Lines with "Αναζήτηση" in the records below: say how many there are, and add nothing.

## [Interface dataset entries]
════
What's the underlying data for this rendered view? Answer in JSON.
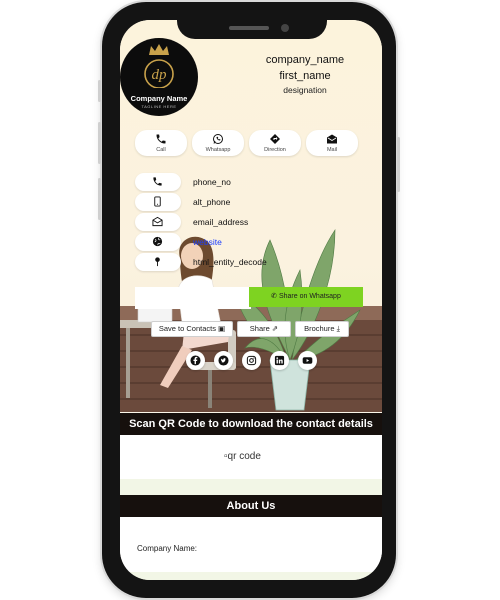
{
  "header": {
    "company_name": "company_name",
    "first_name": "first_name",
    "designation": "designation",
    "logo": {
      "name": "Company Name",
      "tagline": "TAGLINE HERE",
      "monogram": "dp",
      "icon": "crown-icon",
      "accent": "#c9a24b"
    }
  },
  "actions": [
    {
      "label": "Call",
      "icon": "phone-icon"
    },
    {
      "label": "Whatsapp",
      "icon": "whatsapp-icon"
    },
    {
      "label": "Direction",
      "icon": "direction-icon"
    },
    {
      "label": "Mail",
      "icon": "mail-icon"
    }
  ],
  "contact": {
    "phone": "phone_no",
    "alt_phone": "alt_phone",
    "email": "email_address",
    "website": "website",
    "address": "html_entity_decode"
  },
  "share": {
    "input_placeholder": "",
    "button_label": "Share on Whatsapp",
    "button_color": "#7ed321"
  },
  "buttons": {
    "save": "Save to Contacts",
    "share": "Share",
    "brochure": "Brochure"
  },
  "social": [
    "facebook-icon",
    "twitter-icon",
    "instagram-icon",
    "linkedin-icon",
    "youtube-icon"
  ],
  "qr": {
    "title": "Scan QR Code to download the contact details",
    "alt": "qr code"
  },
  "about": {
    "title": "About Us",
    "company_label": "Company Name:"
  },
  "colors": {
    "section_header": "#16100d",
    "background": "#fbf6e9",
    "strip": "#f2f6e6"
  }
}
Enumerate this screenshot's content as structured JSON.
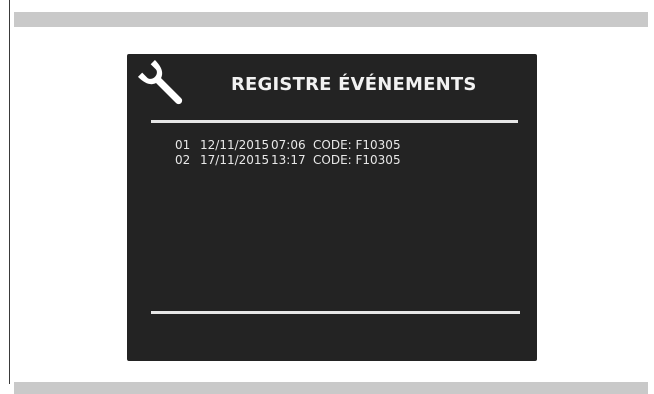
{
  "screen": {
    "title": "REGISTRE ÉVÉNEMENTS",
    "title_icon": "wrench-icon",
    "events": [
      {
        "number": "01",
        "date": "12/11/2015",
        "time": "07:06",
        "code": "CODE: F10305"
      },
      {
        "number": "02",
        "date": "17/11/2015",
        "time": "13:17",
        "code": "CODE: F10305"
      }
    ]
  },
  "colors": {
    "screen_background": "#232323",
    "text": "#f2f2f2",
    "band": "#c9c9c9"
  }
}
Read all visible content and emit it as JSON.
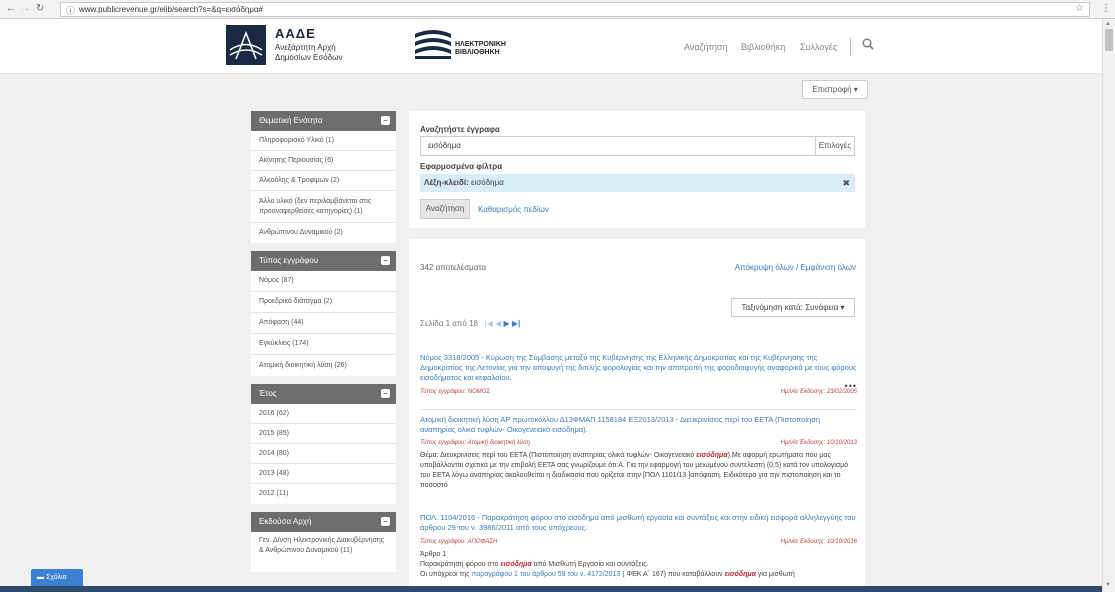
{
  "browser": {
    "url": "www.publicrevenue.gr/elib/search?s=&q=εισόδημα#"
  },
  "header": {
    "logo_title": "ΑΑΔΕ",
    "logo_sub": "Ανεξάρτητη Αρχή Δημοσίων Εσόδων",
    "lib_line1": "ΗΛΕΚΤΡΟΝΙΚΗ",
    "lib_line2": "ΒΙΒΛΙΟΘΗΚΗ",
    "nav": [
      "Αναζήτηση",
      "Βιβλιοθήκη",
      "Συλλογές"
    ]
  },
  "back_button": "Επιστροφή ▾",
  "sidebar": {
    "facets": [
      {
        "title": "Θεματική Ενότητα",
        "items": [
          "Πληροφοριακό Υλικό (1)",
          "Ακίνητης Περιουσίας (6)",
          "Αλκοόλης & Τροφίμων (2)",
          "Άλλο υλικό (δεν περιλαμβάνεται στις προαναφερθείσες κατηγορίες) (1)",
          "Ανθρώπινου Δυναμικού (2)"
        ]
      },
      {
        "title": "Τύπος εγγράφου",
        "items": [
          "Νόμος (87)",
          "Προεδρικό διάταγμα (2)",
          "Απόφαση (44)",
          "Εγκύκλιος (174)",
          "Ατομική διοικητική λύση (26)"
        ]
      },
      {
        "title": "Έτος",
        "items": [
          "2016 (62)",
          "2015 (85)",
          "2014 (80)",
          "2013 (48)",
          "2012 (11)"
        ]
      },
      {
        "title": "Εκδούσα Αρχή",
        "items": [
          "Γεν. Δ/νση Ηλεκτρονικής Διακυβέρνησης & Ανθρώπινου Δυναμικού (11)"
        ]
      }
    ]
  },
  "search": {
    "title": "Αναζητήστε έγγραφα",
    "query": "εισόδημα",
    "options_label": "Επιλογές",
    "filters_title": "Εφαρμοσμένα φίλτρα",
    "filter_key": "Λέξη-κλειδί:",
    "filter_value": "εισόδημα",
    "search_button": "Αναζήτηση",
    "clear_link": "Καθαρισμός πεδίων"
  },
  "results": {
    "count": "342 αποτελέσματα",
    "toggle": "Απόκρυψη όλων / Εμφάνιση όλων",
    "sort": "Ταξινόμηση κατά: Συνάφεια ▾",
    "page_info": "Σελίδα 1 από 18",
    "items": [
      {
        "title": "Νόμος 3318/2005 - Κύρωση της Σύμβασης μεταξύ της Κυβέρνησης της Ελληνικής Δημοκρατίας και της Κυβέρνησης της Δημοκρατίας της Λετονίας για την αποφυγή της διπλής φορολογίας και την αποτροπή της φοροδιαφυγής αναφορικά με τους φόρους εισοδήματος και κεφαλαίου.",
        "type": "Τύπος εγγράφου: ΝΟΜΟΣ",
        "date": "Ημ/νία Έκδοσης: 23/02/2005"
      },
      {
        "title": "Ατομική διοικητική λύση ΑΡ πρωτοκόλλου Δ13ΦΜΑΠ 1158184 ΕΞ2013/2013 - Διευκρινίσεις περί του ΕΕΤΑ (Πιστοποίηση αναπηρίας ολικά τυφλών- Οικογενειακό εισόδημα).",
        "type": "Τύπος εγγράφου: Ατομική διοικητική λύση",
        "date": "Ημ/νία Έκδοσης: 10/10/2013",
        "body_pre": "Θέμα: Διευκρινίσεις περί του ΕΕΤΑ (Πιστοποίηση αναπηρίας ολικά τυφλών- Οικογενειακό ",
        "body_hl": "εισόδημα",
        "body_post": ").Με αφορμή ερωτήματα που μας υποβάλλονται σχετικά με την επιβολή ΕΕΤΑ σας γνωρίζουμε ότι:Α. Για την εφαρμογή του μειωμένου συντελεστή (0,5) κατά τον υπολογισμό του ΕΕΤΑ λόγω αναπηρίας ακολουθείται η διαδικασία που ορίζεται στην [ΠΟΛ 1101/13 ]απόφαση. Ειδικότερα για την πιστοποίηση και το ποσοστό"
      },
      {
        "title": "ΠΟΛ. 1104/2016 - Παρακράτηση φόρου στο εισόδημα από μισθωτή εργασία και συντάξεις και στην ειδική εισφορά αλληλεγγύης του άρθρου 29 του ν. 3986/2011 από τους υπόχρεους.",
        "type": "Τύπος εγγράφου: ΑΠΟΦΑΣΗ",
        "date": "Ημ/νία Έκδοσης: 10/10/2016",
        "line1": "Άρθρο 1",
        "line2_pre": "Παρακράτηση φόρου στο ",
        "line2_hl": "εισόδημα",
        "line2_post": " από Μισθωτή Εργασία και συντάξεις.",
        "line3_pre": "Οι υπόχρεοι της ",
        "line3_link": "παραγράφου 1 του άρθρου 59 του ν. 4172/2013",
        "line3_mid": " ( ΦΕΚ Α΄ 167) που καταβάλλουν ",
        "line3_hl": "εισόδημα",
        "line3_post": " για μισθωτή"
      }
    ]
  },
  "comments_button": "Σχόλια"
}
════
## [Solved exercise]
2